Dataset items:
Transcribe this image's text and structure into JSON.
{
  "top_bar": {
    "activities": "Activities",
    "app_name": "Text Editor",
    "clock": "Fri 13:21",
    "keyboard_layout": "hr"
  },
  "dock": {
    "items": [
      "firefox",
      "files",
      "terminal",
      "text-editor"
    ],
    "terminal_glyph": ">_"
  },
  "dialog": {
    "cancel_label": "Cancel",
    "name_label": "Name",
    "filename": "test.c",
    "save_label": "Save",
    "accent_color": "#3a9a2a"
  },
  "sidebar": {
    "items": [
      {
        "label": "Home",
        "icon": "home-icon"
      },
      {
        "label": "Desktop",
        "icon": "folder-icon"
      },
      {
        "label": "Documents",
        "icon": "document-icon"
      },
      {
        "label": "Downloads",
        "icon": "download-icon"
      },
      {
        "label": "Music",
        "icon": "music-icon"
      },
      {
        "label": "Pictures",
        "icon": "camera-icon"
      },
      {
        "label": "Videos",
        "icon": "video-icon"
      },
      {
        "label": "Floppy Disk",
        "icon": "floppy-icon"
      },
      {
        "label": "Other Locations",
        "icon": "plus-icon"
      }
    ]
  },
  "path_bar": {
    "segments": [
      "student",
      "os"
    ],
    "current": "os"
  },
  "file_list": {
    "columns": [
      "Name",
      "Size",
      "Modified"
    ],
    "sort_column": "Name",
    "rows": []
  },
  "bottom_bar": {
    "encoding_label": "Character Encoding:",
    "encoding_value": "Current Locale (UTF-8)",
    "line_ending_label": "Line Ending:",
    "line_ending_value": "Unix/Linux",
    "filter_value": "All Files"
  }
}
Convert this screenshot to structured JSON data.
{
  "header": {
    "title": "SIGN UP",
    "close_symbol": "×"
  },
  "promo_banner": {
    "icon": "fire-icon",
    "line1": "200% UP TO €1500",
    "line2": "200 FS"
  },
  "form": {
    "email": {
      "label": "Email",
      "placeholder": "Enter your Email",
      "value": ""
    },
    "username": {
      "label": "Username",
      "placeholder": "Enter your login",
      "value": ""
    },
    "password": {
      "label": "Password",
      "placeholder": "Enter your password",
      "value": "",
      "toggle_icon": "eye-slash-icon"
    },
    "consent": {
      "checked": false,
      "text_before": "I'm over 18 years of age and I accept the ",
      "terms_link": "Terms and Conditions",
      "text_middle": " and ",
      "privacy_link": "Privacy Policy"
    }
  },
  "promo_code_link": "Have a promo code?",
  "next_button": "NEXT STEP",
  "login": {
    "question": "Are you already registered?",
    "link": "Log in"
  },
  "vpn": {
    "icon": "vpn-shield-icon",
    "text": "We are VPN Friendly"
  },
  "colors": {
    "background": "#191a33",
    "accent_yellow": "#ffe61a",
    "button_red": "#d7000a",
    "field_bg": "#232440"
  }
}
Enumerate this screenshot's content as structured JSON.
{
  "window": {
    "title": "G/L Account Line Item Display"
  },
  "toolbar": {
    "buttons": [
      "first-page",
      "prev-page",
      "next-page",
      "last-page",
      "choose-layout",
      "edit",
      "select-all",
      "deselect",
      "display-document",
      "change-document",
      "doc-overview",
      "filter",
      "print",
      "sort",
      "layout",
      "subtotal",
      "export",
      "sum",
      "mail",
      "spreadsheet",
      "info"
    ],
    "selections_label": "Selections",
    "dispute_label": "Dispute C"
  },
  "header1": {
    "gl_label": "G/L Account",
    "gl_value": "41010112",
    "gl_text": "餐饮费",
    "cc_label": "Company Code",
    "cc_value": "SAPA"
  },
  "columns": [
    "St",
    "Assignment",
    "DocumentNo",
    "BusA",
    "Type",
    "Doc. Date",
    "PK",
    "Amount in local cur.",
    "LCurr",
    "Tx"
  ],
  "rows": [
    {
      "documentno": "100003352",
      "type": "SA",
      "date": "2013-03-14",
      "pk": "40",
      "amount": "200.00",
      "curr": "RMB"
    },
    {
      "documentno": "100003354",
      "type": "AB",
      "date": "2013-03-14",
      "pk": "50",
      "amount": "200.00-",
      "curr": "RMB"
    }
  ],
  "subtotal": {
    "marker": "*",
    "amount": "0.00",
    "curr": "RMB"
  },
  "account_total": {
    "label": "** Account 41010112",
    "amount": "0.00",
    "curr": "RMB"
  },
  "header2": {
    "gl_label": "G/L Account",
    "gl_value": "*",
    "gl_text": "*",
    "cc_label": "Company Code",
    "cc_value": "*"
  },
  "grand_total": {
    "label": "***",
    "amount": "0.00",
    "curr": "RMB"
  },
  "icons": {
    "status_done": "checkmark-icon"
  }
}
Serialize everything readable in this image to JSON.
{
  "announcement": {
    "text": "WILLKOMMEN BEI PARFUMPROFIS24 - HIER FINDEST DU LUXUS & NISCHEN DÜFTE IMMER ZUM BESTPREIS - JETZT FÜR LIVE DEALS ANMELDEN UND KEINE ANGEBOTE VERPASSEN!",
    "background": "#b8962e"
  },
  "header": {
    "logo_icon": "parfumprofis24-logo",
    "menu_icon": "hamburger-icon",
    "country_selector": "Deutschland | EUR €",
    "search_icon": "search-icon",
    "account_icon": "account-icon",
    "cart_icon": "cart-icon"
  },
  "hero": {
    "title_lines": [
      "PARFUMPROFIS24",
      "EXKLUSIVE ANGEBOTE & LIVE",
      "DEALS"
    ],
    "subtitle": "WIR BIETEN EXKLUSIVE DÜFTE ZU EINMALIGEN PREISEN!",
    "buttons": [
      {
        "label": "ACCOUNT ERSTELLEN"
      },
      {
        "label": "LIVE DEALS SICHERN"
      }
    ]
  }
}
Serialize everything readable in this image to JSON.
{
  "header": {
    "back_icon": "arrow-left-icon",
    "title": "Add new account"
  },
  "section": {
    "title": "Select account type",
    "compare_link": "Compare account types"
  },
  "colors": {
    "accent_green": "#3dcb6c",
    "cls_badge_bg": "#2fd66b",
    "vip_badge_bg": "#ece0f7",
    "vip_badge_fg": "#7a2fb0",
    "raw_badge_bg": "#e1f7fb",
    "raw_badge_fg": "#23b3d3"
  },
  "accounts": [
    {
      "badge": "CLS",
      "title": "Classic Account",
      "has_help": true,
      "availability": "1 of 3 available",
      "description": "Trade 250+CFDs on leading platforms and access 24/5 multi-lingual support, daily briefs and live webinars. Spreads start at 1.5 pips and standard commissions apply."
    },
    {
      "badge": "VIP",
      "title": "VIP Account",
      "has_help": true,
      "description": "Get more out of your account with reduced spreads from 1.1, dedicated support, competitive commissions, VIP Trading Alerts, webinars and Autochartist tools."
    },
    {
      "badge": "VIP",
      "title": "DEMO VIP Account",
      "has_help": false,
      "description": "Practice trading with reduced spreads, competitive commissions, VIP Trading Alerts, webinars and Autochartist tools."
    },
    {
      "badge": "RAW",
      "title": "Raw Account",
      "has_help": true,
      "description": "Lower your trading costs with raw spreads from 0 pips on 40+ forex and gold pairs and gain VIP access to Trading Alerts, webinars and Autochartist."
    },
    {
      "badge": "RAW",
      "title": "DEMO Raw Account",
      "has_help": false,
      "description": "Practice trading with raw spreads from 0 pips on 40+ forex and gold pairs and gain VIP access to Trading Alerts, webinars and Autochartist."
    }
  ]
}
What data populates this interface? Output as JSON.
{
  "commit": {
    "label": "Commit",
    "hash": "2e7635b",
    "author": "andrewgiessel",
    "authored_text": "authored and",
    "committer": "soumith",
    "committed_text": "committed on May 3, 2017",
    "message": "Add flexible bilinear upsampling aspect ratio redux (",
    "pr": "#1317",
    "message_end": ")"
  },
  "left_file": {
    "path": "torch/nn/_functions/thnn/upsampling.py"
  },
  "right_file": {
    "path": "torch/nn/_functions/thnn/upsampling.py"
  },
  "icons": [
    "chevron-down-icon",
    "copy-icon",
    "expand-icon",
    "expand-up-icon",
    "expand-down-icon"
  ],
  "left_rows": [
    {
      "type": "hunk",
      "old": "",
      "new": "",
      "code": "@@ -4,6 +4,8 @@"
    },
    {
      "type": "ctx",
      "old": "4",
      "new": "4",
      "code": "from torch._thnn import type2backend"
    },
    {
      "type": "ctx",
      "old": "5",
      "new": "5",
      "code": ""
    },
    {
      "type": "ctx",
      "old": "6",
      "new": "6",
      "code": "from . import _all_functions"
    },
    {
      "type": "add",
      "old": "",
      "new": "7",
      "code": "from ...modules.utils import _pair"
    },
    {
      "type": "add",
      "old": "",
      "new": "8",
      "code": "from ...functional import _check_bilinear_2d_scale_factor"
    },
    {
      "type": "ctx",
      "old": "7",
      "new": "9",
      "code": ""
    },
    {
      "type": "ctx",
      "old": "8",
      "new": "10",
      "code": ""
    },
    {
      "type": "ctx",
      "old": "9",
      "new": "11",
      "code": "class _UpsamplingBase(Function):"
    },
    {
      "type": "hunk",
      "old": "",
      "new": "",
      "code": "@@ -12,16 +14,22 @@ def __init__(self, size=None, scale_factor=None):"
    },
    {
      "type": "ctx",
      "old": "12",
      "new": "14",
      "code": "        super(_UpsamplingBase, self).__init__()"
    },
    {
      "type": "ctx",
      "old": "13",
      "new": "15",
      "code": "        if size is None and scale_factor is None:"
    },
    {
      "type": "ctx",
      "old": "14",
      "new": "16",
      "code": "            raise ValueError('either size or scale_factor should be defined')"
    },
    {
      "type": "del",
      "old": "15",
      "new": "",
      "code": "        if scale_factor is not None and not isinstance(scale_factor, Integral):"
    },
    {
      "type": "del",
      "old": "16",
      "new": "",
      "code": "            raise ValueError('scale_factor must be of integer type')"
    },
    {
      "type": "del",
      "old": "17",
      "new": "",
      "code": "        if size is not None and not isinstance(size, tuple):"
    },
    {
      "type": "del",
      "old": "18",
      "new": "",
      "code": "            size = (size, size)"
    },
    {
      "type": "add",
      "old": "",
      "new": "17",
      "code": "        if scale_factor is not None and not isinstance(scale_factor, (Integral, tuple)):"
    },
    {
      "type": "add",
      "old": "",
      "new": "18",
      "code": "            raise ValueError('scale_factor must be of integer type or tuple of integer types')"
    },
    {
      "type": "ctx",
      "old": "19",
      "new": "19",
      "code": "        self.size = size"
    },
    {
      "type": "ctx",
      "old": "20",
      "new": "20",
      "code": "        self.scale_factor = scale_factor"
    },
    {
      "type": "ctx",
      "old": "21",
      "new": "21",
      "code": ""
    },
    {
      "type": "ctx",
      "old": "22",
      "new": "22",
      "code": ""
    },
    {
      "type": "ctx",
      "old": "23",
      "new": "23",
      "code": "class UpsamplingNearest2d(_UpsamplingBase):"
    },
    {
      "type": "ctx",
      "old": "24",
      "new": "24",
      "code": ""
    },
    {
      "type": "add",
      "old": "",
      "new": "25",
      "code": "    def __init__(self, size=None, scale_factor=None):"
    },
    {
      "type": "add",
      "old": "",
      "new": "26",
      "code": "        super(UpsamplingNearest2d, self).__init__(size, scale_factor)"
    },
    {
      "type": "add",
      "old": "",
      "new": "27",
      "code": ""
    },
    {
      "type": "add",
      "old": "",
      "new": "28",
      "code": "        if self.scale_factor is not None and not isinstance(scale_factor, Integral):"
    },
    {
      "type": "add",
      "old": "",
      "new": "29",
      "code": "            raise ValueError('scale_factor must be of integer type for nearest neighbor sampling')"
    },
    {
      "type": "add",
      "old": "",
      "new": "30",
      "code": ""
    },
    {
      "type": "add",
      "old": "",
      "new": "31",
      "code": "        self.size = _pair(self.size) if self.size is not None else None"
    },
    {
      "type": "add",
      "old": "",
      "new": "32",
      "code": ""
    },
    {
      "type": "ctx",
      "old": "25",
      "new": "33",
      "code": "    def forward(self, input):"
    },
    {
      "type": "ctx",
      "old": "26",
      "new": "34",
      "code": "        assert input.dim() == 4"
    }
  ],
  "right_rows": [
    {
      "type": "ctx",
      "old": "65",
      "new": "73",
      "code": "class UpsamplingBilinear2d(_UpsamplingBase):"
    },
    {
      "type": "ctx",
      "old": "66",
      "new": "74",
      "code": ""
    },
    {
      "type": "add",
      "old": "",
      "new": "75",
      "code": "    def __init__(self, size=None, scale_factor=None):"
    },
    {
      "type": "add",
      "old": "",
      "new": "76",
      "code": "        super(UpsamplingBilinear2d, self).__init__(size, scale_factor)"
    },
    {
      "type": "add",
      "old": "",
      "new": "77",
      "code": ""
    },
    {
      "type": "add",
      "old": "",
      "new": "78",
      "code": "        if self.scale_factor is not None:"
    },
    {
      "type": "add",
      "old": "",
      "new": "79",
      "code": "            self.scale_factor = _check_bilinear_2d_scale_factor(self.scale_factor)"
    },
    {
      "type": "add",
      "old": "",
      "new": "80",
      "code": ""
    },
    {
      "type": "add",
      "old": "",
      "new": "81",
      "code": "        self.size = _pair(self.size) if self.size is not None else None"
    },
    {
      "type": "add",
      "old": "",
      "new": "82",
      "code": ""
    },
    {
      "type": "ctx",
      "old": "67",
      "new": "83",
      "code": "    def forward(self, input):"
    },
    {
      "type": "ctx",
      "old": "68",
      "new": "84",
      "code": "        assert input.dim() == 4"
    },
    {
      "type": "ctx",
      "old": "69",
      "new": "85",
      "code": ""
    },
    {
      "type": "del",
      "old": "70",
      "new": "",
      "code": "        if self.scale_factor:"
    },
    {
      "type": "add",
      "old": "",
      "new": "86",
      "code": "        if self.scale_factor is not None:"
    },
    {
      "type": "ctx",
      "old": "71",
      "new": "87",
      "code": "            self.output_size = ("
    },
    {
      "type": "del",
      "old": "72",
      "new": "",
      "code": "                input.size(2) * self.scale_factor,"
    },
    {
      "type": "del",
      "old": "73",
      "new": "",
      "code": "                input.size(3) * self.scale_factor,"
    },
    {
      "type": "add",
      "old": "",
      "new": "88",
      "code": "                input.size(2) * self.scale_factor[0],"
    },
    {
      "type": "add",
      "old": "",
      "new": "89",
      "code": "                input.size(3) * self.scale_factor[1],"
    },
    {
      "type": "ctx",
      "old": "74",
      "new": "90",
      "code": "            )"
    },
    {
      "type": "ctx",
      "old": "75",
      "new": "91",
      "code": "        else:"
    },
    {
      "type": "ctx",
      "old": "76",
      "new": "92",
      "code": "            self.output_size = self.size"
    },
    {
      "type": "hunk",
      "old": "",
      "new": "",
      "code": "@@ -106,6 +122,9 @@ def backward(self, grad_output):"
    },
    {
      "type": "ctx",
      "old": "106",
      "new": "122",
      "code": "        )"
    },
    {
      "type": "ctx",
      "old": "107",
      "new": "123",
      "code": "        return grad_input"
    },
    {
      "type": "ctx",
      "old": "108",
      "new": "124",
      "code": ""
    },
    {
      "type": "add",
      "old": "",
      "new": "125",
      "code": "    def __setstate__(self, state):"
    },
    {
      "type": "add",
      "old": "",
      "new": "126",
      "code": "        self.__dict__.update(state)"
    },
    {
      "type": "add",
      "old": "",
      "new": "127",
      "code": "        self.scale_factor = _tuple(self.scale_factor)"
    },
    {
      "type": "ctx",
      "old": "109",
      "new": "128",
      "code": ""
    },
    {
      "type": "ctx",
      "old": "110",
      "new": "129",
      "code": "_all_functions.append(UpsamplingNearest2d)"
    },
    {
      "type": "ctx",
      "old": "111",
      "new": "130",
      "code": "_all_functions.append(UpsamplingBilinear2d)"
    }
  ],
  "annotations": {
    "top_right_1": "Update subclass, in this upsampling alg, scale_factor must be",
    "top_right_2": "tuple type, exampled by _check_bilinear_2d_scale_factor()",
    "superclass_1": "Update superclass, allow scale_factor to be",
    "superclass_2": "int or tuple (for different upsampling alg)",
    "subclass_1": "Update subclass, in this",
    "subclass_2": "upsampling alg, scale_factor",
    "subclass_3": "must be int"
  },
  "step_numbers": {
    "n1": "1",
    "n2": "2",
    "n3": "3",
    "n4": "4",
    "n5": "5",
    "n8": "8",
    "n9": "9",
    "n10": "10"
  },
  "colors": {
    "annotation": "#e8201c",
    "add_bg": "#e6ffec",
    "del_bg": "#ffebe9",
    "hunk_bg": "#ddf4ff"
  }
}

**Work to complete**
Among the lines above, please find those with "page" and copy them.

**Answer section**
      "first-page",
      "prev-page",
      "next-page",
      "last-page",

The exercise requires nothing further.